CERL rat snake research featured in Journal of Zoology

Published June 8, 2012
A Texas Rat Snake.

A Texas Rat Snake.

June 8, 2012

Public Affairs Office

CHAMPAIGN, Ill. — ERDC Construction Engineering Research Laboratory (CERL) Wildlife Biologist Dr. Jinelle Sperry, also an adjunct assistant professor with the College of ACES's Natural Resources and Environmental Sciences at the University of Illinois, is the lead author on an article published in the June issue of the Journal of Zoology.

The article, "Individual and Sex-Based Differences in Behavior and Ecology of Rat Snakes in Winter," summarizes herpetological research conducted at Fort Hood, Texas.

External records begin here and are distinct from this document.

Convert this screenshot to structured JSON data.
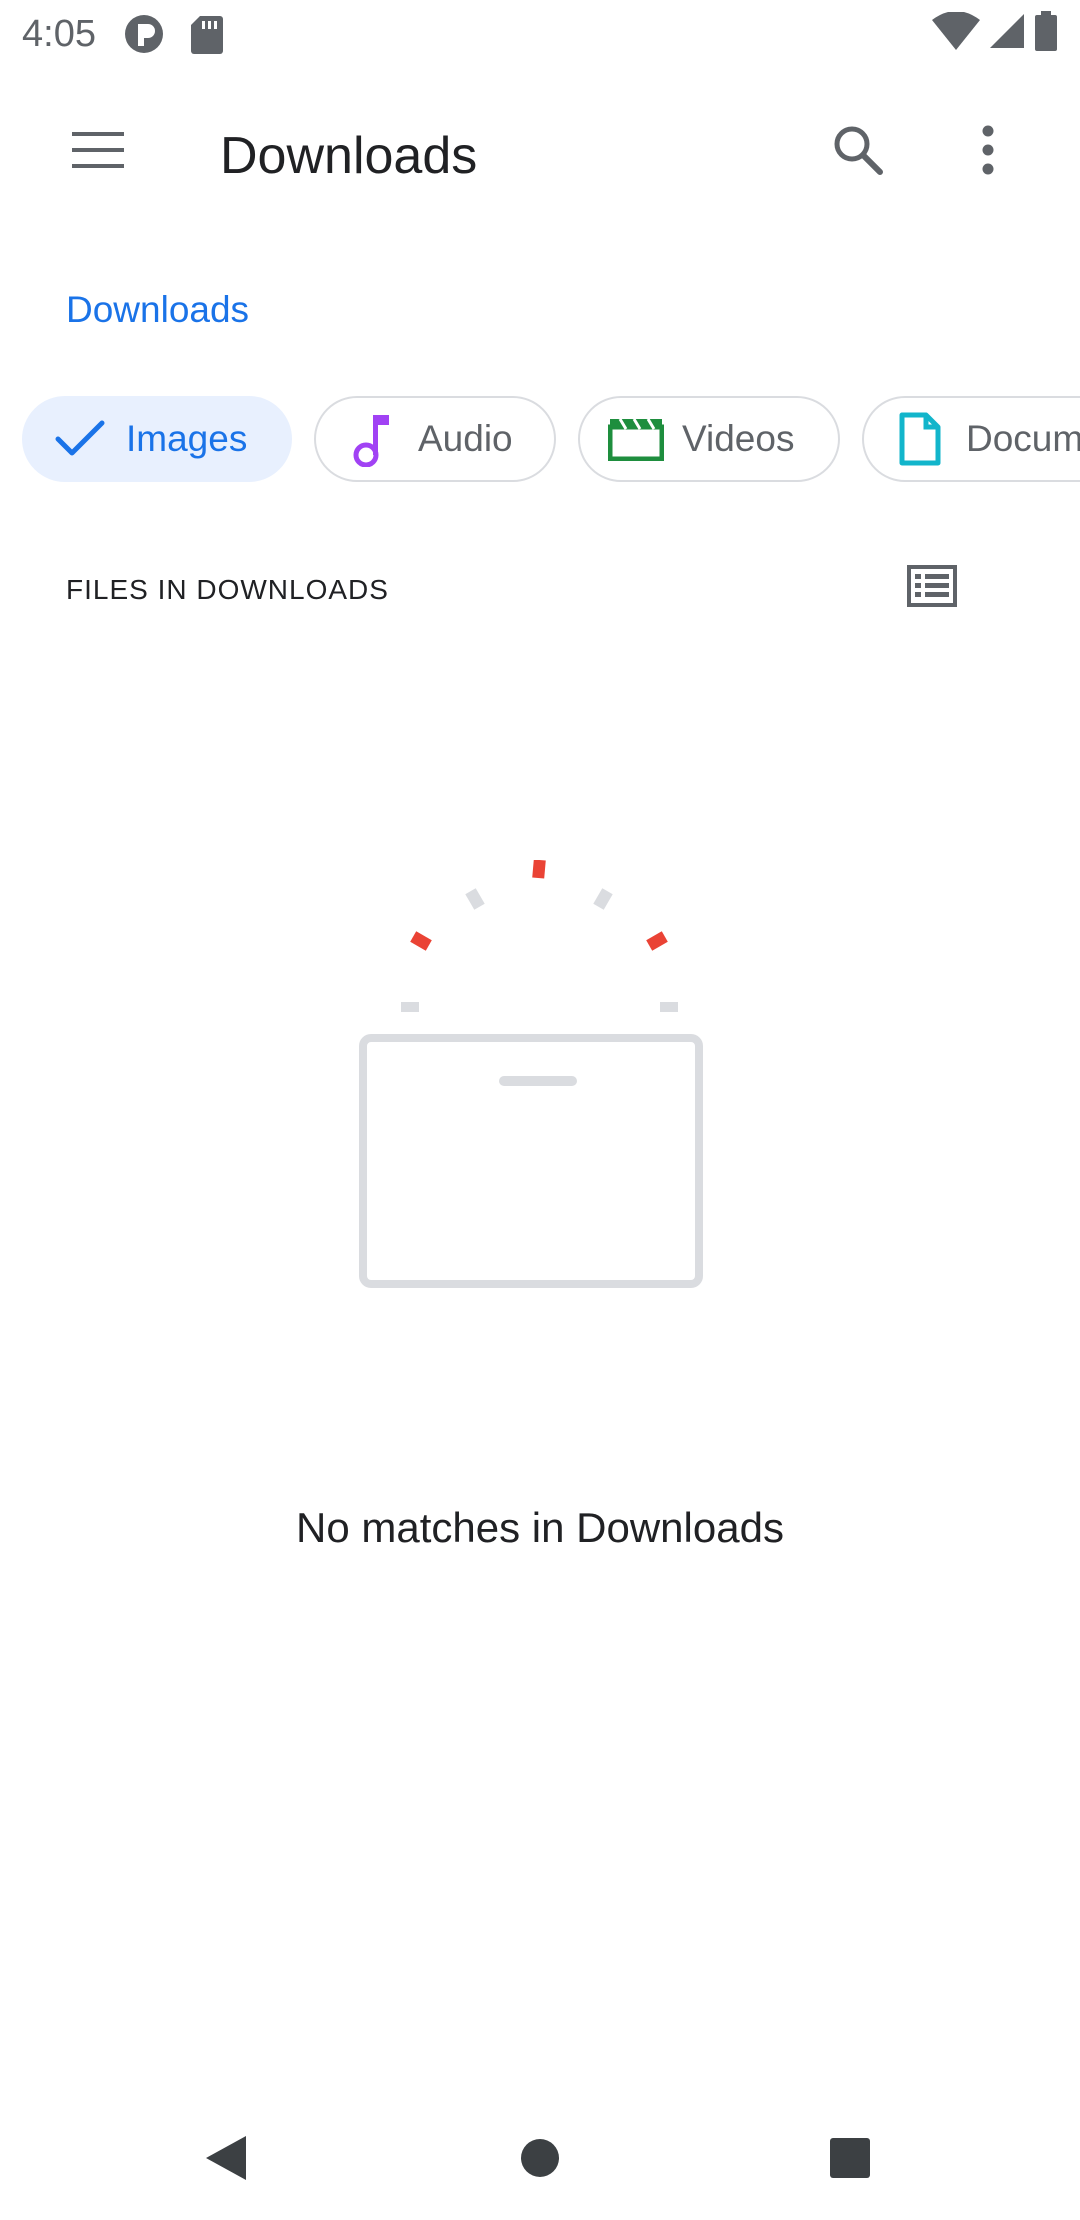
{
  "status_bar": {
    "time": "4:05",
    "left_icons": [
      "app-notification-icon",
      "sd-card-icon"
    ],
    "right_icons": [
      "wifi-icon",
      "cell-signal-icon",
      "battery-icon"
    ]
  },
  "app_bar": {
    "menu_icon": "menu-icon",
    "title": "Downloads",
    "search_icon": "search-icon",
    "more_icon": "more-vert-icon"
  },
  "breadcrumb": {
    "label": "Downloads"
  },
  "chips": [
    {
      "label": "Images",
      "icon": "check-icon",
      "selected": true,
      "color": "#1a73e8"
    },
    {
      "label": "Audio",
      "icon": "music-note-icon",
      "selected": false,
      "color": "#a142f4"
    },
    {
      "label": "Videos",
      "icon": "movie-icon",
      "selected": false,
      "color": "#1e8e3e"
    },
    {
      "label": "Docum",
      "icon": "document-icon",
      "selected": false,
      "color": "#12b5cb"
    }
  ],
  "section": {
    "label": "FILES IN DOWNLOADS",
    "view_toggle_icon": "list-view-icon"
  },
  "empty_state": {
    "message": "No matches in Downloads",
    "illustration": "empty-box-illustration-icon"
  },
  "nav_bar": {
    "back_icon": "back-icon",
    "home_icon": "home-icon",
    "recents_icon": "recents-icon"
  },
  "colors": {
    "accent": "#1a73e8",
    "selected_chip_bg": "#e8f0fe",
    "chip_border": "#dadce0",
    "illustration_gray": "#dadce0",
    "illustration_red": "#ea4335"
  }
}
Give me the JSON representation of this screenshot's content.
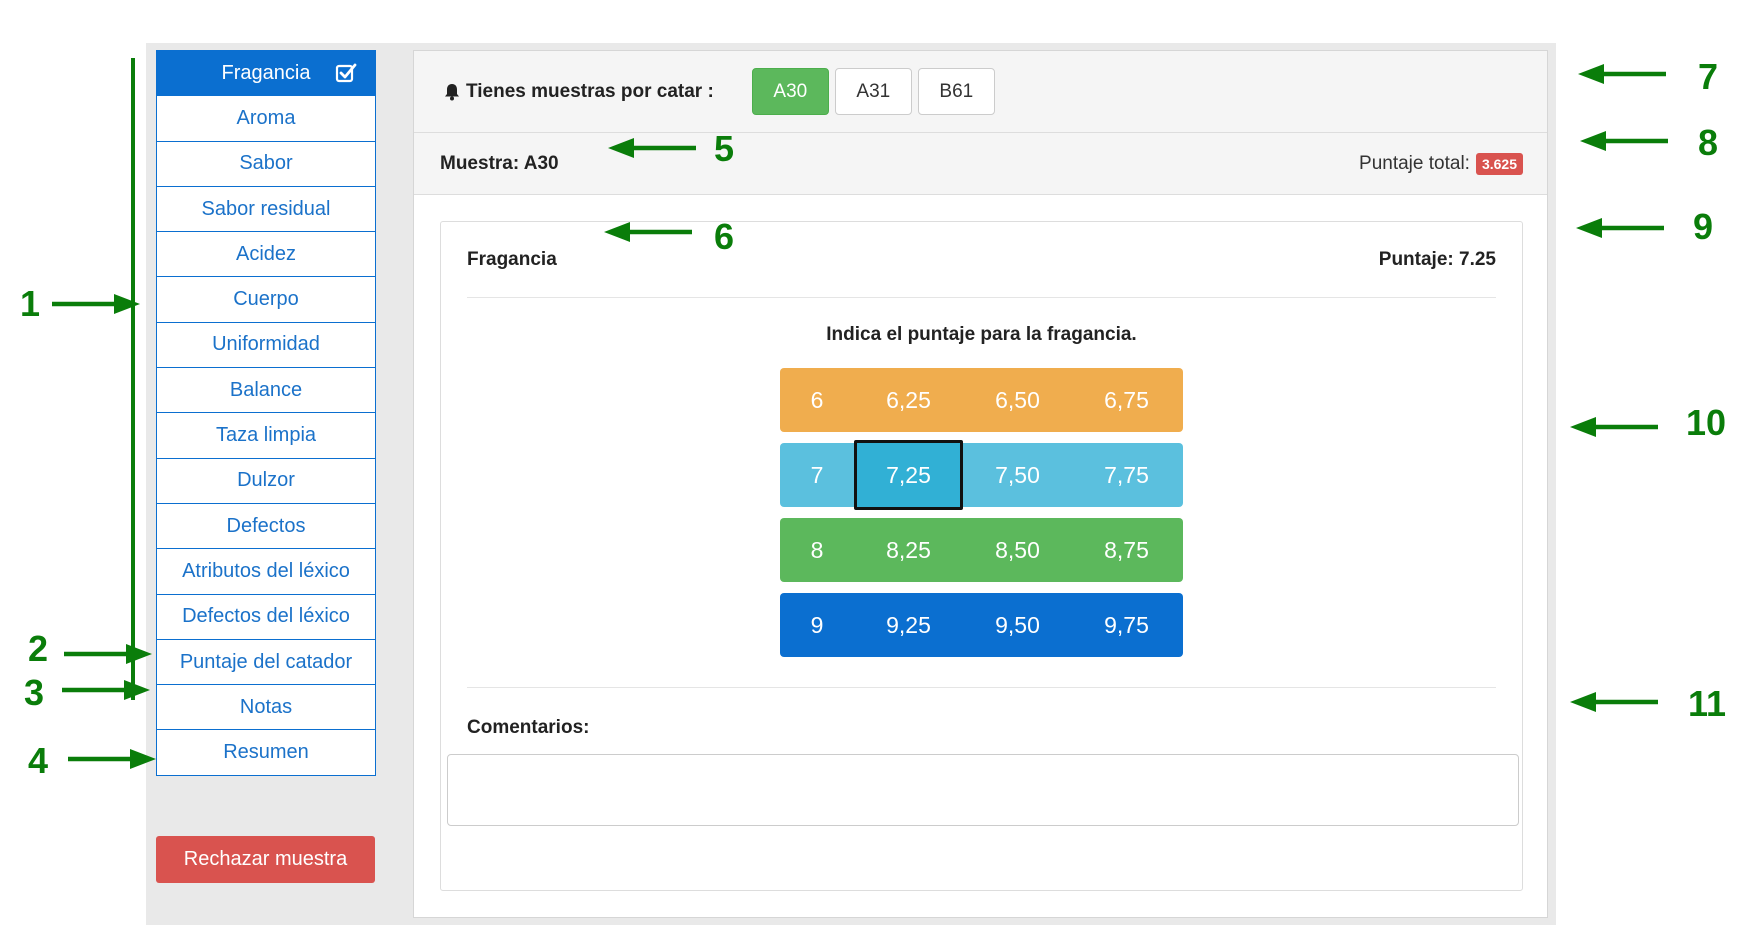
{
  "sidebar": {
    "items": [
      {
        "label": "Fragancia",
        "active": true
      },
      {
        "label": "Aroma"
      },
      {
        "label": "Sabor"
      },
      {
        "label": "Sabor residual"
      },
      {
        "label": "Acidez"
      },
      {
        "label": "Cuerpo"
      },
      {
        "label": "Uniformidad"
      },
      {
        "label": "Balance"
      },
      {
        "label": "Taza limpia"
      },
      {
        "label": "Dulzor"
      },
      {
        "label": "Defectos"
      },
      {
        "label": "Atributos del léxico"
      },
      {
        "label": "Defectos del léxico"
      },
      {
        "label": "Puntaje del catador"
      },
      {
        "label": "Notas"
      },
      {
        "label": "Resumen"
      }
    ],
    "reject_label": "Rechazar muestra"
  },
  "samples": {
    "label": "Tienes muestras por catar :",
    "items": [
      "A30",
      "A31",
      "B61"
    ],
    "active": "A30"
  },
  "sample_header": {
    "title": "Muestra: A30",
    "total_label": "Puntaje total:",
    "total_value": "3.625"
  },
  "card": {
    "title": "Fragancia",
    "score": "Puntaje: 7.25",
    "instruction": "Indica el puntaje para la fragancia.",
    "grid": [
      [
        "6",
        "6,25",
        "6,50",
        "6,75"
      ],
      [
        "7",
        "7,25",
        "7,50",
        "7,75"
      ],
      [
        "8",
        "8,25",
        "8,50",
        "8,75"
      ],
      [
        "9",
        "9,25",
        "9,50",
        "9,75"
      ]
    ],
    "selected": "7,25",
    "comments_label": "Comentarios:",
    "comments_value": ""
  },
  "annotations": [
    "1",
    "2",
    "3",
    "4",
    "5",
    "6",
    "7",
    "8",
    "9",
    "10",
    "11"
  ],
  "colors": {
    "primary": "#0b6fd0",
    "success": "#5cb85c",
    "warning": "#f0ad4e",
    "info": "#5bc0de",
    "danger": "#d9534f",
    "annotation": "#0a7d0a"
  }
}
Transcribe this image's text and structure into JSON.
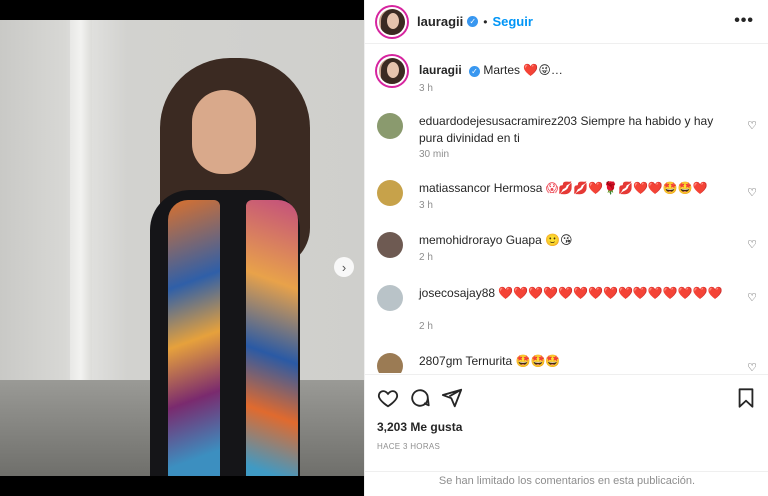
{
  "post": {
    "author": "lauragii",
    "follow_label": "Seguir",
    "caption_text": "Martes",
    "caption_emojis": "❤️😜…",
    "caption_time": "3 h",
    "likes": "3,203 Me gusta",
    "posted_ago": "HACE 3 HORAS",
    "comments_limited": "Se han limitado los comentarios en esta publicación."
  },
  "comments": [
    {
      "user": "eduardodejesusacramirez203",
      "text": "Siempre ha habido y hay pura divinidad en ti",
      "time": "30 min"
    },
    {
      "user": "matiassancor",
      "text": "Hermosa",
      "emojis": "😱💋💋❤️🌹💋❤️❤️🤩🤩❤️",
      "time": "3 h"
    },
    {
      "user": "memohidrorayo",
      "text": "Guapa",
      "emojis": "🙂😘",
      "time": "2 h"
    },
    {
      "user": "josecosajay88",
      "emojis": "❤️❤️❤️❤️❤️❤️❤️❤️❤️❤️❤️❤️❤️❤️❤️",
      "time": "2 h"
    },
    {
      "user": "2807gm",
      "text": "Ternurita",
      "emojis": "🤩🤩🤩"
    }
  ],
  "colors": {
    "follow": "#0095f6",
    "verified": "#3897f0",
    "muted": "#8e8e8e"
  },
  "icons": [
    "verified-badge-icon",
    "more-options-icon",
    "next-photo-icon",
    "like-icon",
    "comment-icon",
    "share-icon",
    "save-icon",
    "comment-like-icon"
  ]
}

Rat snakes are medium to large constrictors that can be found through a great portion of the Northern Hemisphere and they feed primarily on rodents and birds.

The primary objective of the research was to examine winter ecology of rat snakes to better understand the mechanisms behind winter activity and to make predictions on the effects of climate warming. The Texas Rat Snake is the primary predator of two endangered bird species that breed on Fort Hood and are of concern for Fort Hood natural resources management.

This article postulates that a climate-induced expansion of the snake active season would have negative implications for early spring breeding birds through increased predation risk.

Read the article in the Journal of Zoology.